[INSTRUCTIONS FOR THE TASK]
Every line of the data below that holds the string "Download" needs to be reported.

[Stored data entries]
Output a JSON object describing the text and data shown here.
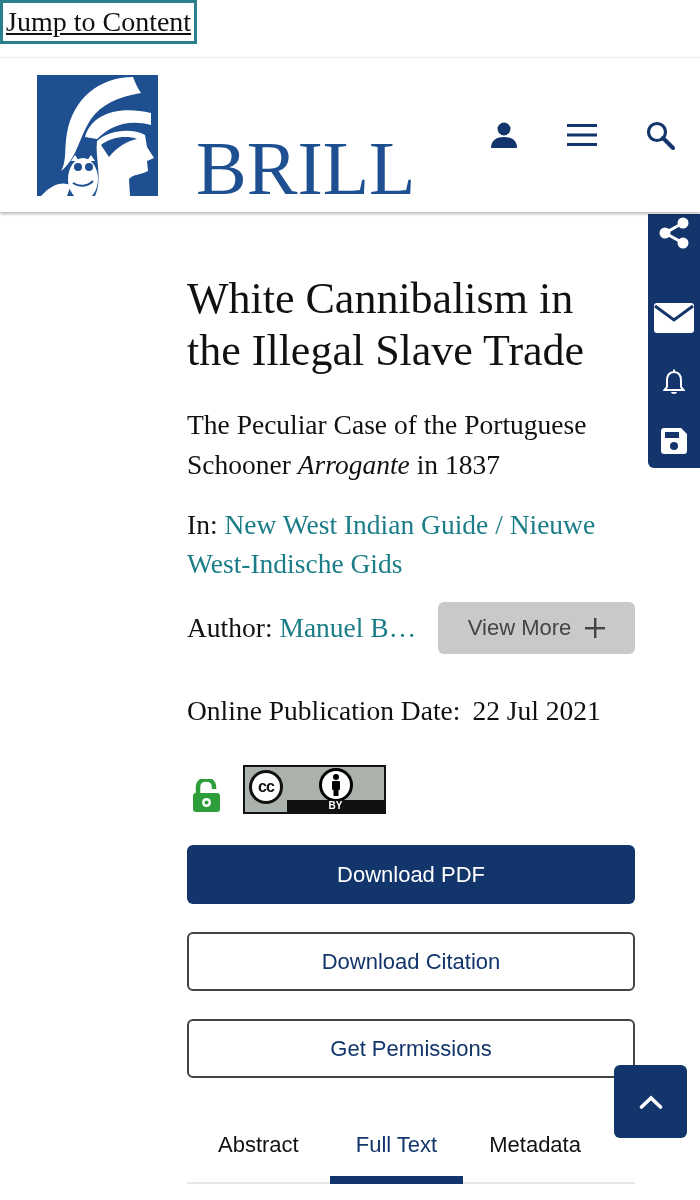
{
  "skip_link": "Jump to Content",
  "header": {
    "logo_text": "BRILL"
  },
  "article": {
    "title": "White Cannibalism in the Illegal Slave Trade",
    "subtitle": "The Peculiar Case of the Portuguese Schooner *Arrogante* in 1837",
    "source_label": "In:",
    "source": "New West Indian Guide / Nieuwe West-Indische Gids",
    "author_label": "Author:",
    "author": "Manuel B…",
    "view_more": "View More",
    "date_label": "Online Publication Date:",
    "date": "22 Jul 2021",
    "open_access": true,
    "license": {
      "symbol": "cc",
      "label": "BY"
    }
  },
  "actions": [
    {
      "label": "Download PDF",
      "kind": "primary"
    },
    {
      "label": "Download Citation",
      "kind": "outline"
    },
    {
      "label": "Get Permissions",
      "kind": "outline"
    }
  ],
  "tabs": [
    {
      "label": "Abstract",
      "selected": false
    },
    {
      "label": "Full Text",
      "selected": true
    },
    {
      "label": "Metadata",
      "selected": false
    }
  ]
}
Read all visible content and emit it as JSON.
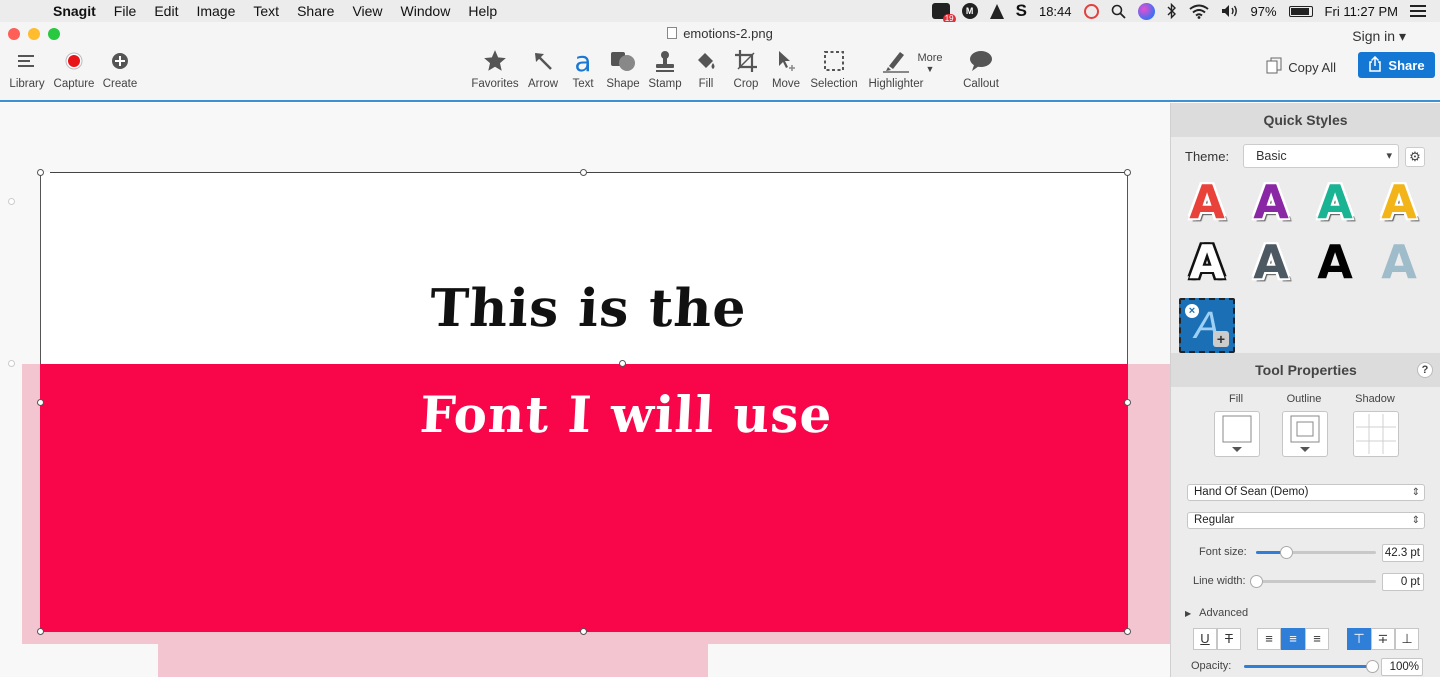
{
  "menubar": {
    "app_name": "Snagit",
    "items": [
      "File",
      "Edit",
      "Image",
      "Text",
      "Share",
      "View",
      "Window",
      "Help"
    ],
    "status": {
      "badge_count": "19",
      "circle_letter": "M",
      "clock": "18:44",
      "battery": "97%",
      "datetime": "Fri 11:27 PM"
    }
  },
  "window": {
    "title": "emotions-2.png",
    "sign_in": "Sign in ▾"
  },
  "toolbar": {
    "left": [
      {
        "label": "Library",
        "icon": "menu-icon"
      },
      {
        "label": "Capture",
        "icon": "record-icon"
      },
      {
        "label": "Create",
        "icon": "plus-circle-icon"
      }
    ],
    "tools": [
      {
        "label": "Favorites",
        "icon": "star-icon"
      },
      {
        "label": "Arrow",
        "icon": "arrow-icon"
      },
      {
        "label": "Text",
        "icon": "text-a-icon"
      },
      {
        "label": "Shape",
        "icon": "shape-icon"
      },
      {
        "label": "Stamp",
        "icon": "stamp-icon"
      },
      {
        "label": "Fill",
        "icon": "fill-bucket-icon"
      },
      {
        "label": "Crop",
        "icon": "crop-icon"
      },
      {
        "label": "Move",
        "icon": "move-icon"
      },
      {
        "label": "Selection",
        "icon": "selection-icon"
      },
      {
        "label": "Highlighter",
        "icon": "highlighter-icon"
      },
      {
        "label": "Callout",
        "icon": "callout-icon"
      }
    ],
    "more_label": "More",
    "copy_all": "Copy All",
    "share": "Share"
  },
  "canvas": {
    "line1": "This is the",
    "line2": "Font I will use"
  },
  "panel": {
    "quick_styles_title": "Quick Styles",
    "theme_label": "Theme:",
    "theme_value": "Basic",
    "style_letter": "A",
    "style_colors": [
      "#e8423a",
      "#8a27a4",
      "#1ab394",
      "#f2b418",
      "#ffffff",
      "#4c5963",
      "#000000",
      "#9fbccb"
    ],
    "add_style_letter": "A",
    "tool_properties_title": "Tool Properties",
    "help": "?",
    "fill_label": "Fill",
    "outline_label": "Outline",
    "shadow_label": "Shadow",
    "font_family": "Hand Of Sean (Demo)",
    "font_style": "Regular",
    "font_size_label": "Font size:",
    "font_size_value": "42.3 pt",
    "font_size_level": 0.25,
    "line_width_label": "Line width:",
    "line_width_value": "0 pt",
    "line_width_level": 0,
    "advanced_label": "Advanced",
    "opacity_label": "Opacity:",
    "opacity_value": "100%",
    "opacity_level": 1.0
  },
  "colors": {
    "accent": "#1477d3",
    "canvas_red": "#f8054a",
    "canvas_pink": "#f3c5d1"
  }
}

[RESPONSE TO THIS TASK]
      "label": "Download PDF",
      "label": "Download Citation",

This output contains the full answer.